For the design of thin-walled spherical shells under external pressure empirical knockdown factors are applied. These knockdown factors are based on experimental results from the beginning of the 20th century and have been shown to be very conservative for modern shell structures.
In order to determine less conservative and physically based knockdown factors for the design of spherical shells, different analytical and numerical design approaches have been developed. In this paper common as well as new shell design approaches are presented in detail and evaluated regarding the lower-bound buckling pressure. Among these design approaches are the reduced stiffness method, measured geometric imperfections and perturbation approaches.
Important analysis and modeling details of each design approach are described, and test examples are given and validated. Advantages and disadvantages of each approach are listed, and design recommendations are given.

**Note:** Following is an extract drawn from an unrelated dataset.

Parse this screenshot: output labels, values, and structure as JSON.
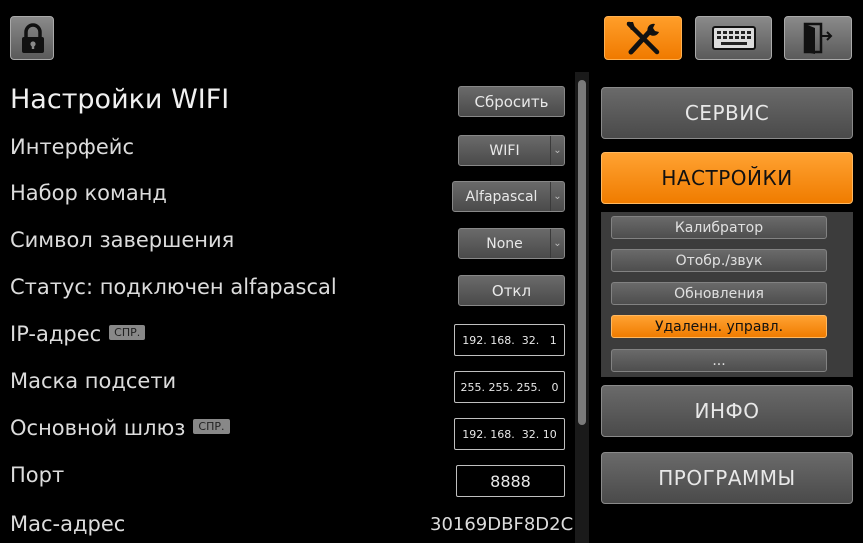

Practical shell buckling design examples are demonstrated by means of a tori-spherical bulkhead and a deep-sea spherical pressure hull.
In addition, a collection of about 700 experimental knockdown factors for spherical shells under external pressure is given in the Elsevier repository.
Link to the Elsevier repository